Senate Approves Increase for Alzheimer’s Research Funding
The Senate Appropriations Committee has approved a $414 million increase for Alzheimer’s and dementia research for the fiscal year 2018 budget. Similar action has been taken by the House Appropriations Committee and Alzheimer’s advocates are hopeful that Congress will pass this increase into law in the coming months. If signed into law, federal investment in Alzheimer’s and related dementia research funding would reach $1.8 billion.
The Senate committee described Alzheimer’s as “the most expensive disease in America.’’ The nation spends nearly $260 billion a year caring for people with Alzheimer’s and other forms of dementia, with Medicare and Medicaid accounting for two-thirds of that amount.
The Alzheimer’s Association, Alzheimer’s Impact Movement (AIM), and its supporters have been advocating for a $414 million increase since the start of the 115th Congress. Leading experts say that a greater investment is still needed in order to meet the goal of the National Plan to Address Alzheimer’s Disease – preventing and treating Alzheimer’s by 2025.
“We applaud this bipartisan effort, and hope to see continued collaboration on behalf of the more than 5 million Americans living with Alzheimer’s and their over 15 million caregivers who are depending on their representatives to prioritize their health,” said Harry Johns, President and CEO of Alzheimer’s Association and AIM.

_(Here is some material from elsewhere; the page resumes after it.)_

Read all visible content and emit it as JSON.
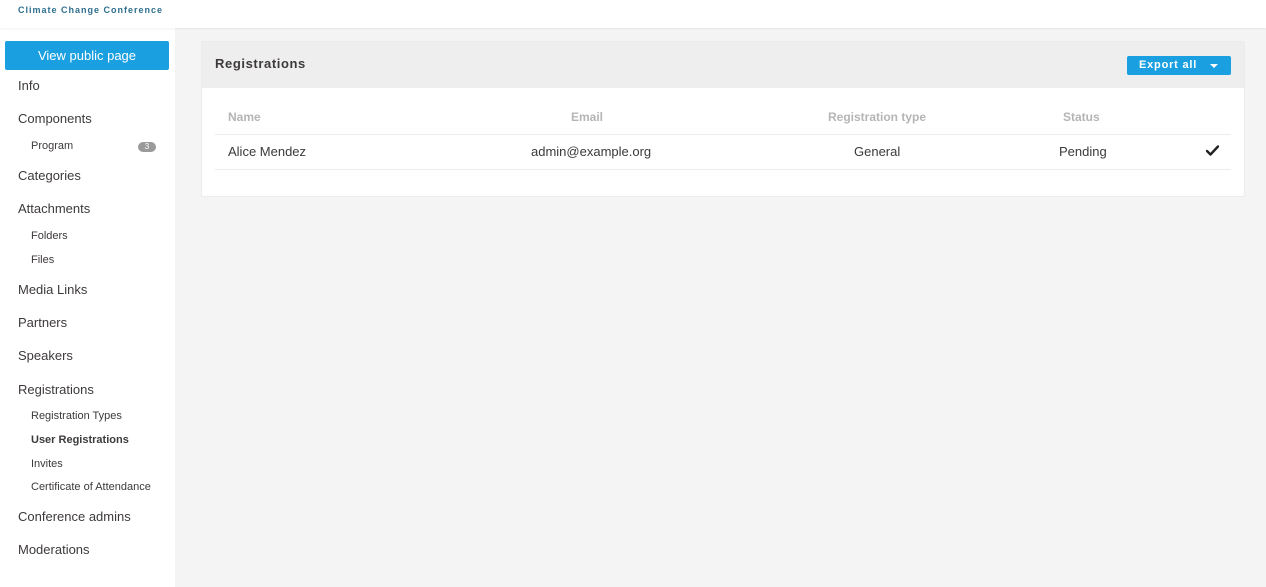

The Alzheimer’s Association is the leading voluntary health organization in Alzheimer’s care, support and research. Their mission is to eliminate Alzheimer’s disease through the advancement of research; to provide and enhance care and support for all affected; and to reduce the risk of dementia through the promotion of brain health.
The Alzheimer’s Impact Movement (AIM) is a nonpartisan, nonprofit advocacy organization working in strategic partnership with the Alzheimer’s Association. AIM advocates for policies to overcome Alzheimer’s disease, including increased investment in research, improved care and support, and development of approaches to reduce the risk of developing dementia.